Get wise: How law firms help the cannabis industry understand industrial hemp’s new legal
The cannabis industry is still fighting for the long road ahead. Despite the rallying of 33 states for The SAFE Banking Act, and regardless of the 2018 Farm Bill’s statute legalizing the production and shipment of industrial hemp, the United States is still slow to accept the cannabis industry as legitimate. One of the most difficult hurdles lately has been transportation.
Importing and exporting hemp is a sticky morass of legal complications. Differences in the definitions and detection of marijuana and hemp plants are slowing down border patrol agencies and police departments across the country. Grandmothers are being arrested for CBD in Florida, and shipments of hemp have been confiscated at airports in Kentucky, Idaho, and Colorado.
What’s happening to industrial hemp shipments in the United States?
Last summer, Innovative Nutraceuticals sued the US government for repeatedly seizing their hemp imports from Spain. Daniel Shortt with The Cannalaw Blog reported last month that the case was dismissed as “moot”, citing the hemp changes in the 2018 Farm Bill, with a promise that no more of Innovative Nutraceutical’s will be seized.
In February, two truck drivers in Oklahoma were arrested for carrying 18,000 pounds of hemp. Local newspapers reported that the hemp was being made into CBD medicine for veterans, and while it eventually tested under the federal THC limit of .03 percent, the drivers were still being held on charges of aggravated trafficking.
Similar arrests and seizures happened in Idaho when a 7,000-pound shipment of industrial hemp from Big Sky Scientific LLC headed to Colorado was seized by the Idaho State Police. The Associated Press reported that field tests and the K9 unit confirmed the product to be cannabis, but neither tests can determine the level of THC in the plant.
Since the definition of industrial hemp relies heavily on whether or not it contains less than .03 percent THC, border patrol and police field tests need to evolve in order to detect illegal substances accurately. In the meantime, hemp business owners and their employees need to understand their rights and determine what kinds of systems can be implemented to avoid bureaucratic barricades like this in the future.
How can law firms help the hemp industry?
Law firms, in particular, especially those directly involved with the cannabis industry, are in a unique position to inform, educate, and protect hemp and marijuana businesses from the effects of trickle-down policies like these. The Hoban Law Group in Denver released a statement in 2016 explaining the changes to American hemp policies long before the passing of the 2018 Farm Bill. The firm noted discrepancies in the way certain agents at certain ports handled hemp policies and shipments two years ago, and the more recent misunderstandings at state borders imply that many hemp businesses are still at the mercy of agency ignorance.

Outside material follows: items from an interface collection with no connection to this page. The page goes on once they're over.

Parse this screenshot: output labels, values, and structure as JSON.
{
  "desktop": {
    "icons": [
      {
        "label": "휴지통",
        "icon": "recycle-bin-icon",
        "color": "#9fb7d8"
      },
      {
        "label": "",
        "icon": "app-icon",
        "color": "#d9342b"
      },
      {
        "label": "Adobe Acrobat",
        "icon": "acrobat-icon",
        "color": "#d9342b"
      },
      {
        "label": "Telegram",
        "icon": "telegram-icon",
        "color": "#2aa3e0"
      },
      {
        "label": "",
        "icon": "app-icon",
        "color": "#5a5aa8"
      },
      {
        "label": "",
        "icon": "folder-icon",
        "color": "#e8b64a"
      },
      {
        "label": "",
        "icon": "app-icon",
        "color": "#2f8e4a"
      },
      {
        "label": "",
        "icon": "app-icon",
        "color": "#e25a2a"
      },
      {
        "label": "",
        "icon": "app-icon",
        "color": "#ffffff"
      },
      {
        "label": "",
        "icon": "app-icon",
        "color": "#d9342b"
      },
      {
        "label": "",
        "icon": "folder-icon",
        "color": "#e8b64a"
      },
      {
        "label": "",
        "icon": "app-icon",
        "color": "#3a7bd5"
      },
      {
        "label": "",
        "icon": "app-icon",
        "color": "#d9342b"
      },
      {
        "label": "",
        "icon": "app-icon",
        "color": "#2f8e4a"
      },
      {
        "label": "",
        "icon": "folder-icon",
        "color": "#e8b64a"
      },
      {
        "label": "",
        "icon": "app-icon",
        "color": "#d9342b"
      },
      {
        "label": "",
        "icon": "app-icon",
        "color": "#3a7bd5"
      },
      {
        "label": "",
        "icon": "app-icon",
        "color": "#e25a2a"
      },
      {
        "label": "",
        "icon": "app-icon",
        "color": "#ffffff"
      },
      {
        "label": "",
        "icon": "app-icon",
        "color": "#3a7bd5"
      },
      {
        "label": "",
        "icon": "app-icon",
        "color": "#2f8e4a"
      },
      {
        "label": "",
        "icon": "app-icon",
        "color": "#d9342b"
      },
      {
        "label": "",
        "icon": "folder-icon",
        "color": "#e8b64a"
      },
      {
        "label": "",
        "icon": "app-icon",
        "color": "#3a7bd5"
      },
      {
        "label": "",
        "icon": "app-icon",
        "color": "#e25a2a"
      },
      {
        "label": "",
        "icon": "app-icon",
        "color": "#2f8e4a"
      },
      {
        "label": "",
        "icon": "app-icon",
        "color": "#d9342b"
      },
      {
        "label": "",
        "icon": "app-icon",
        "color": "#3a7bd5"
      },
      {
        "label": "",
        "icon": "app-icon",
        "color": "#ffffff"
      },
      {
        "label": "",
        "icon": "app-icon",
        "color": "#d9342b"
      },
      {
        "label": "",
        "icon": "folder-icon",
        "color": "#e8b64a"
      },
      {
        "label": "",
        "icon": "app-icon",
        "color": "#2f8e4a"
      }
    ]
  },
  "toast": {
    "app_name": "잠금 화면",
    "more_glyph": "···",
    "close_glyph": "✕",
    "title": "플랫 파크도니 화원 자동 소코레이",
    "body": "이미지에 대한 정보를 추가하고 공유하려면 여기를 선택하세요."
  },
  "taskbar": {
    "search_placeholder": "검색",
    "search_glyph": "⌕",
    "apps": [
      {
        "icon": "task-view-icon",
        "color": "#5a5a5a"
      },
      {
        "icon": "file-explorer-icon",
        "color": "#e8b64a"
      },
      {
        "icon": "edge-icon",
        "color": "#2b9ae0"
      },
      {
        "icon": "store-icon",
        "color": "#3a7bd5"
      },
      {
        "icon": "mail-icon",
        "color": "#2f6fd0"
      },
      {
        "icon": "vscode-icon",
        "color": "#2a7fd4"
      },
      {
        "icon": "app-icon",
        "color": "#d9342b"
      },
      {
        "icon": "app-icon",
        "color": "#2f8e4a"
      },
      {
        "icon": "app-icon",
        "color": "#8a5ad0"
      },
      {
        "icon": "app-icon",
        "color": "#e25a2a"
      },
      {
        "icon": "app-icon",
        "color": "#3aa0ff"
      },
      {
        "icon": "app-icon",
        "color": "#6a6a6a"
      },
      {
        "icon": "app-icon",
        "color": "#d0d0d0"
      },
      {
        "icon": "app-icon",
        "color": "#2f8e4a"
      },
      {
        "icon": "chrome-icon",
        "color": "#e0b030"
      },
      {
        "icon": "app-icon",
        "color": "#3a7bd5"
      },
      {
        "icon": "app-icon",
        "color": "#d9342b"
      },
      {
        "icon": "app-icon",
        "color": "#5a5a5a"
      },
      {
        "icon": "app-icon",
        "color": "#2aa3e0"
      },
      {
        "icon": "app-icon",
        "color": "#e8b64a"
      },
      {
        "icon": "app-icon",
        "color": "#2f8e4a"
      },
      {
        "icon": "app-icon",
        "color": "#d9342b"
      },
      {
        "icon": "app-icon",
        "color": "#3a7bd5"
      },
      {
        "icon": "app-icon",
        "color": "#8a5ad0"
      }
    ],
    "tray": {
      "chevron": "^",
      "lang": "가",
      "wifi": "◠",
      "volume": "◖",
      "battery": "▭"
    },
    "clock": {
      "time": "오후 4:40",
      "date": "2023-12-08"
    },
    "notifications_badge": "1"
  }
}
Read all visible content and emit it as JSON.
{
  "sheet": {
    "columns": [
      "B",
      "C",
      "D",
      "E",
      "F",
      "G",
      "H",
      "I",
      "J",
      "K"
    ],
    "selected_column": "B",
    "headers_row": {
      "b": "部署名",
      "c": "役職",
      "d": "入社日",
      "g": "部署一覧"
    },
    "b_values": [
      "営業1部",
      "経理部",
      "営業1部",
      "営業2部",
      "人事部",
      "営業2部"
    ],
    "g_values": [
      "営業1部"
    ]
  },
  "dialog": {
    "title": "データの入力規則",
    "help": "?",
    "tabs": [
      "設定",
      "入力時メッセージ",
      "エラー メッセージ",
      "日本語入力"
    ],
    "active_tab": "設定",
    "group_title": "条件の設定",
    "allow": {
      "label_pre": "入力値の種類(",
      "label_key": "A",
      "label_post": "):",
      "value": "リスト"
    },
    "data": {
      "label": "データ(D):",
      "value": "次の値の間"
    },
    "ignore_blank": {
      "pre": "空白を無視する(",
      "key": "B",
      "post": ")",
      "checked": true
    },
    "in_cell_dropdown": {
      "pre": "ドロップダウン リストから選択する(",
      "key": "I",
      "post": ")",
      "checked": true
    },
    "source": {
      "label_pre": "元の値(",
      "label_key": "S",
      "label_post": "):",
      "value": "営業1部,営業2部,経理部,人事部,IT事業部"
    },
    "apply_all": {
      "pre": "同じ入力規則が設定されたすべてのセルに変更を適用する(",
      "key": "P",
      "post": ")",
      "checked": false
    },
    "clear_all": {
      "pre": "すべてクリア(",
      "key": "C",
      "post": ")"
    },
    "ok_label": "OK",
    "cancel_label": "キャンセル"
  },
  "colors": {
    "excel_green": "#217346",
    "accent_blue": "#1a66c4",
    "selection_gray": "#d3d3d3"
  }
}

In order to keep hemp industries and the rest of the cannabis industry operating on the right side of the law, attorneys are teaming up with state and local cannabis departments. The Rodman Law Group, also based out of Denver, developed a close relationship with both the Marijuana Enforcement Division and the Industrial Hemp Division of the Colorado Department of Agriculture in order to give their clients a better understanding of the state cannabis regulations.
Creating close relationships like these brings more legitimacy to the industry by giving cannabis and hemp businesses support from both lawyers and regulators. It also helps when there is a lawyer on your side who understands the direction the industry is moving toward. Dave Rodman, founder of Rodman Law Group, told CBD Today last month that he believes the cannabis industry is only seeing the beginning of enforcement.
“The new legislation never specifically mentions cannabidiol or CBD. It just allowed for hemp to have a different legal status based on its THC content ...” Rodman explained in April. “You should always be afraid of the legal consequences of a product you make, especially one that is ingested by humans and animals.”
This kind of perspective is exactly what the hemp industry needs if it wants to overcome the legal gray area American policy has forced industrial hemp into. Until such a time when border patrol field tests can accurately measure THC levels, and until the government creates a clear set of guidelines regarding the shipment and processing of hemp and marijuana, lawyers will continue to be the liaison between cannabis and the laws attempting to regulate it.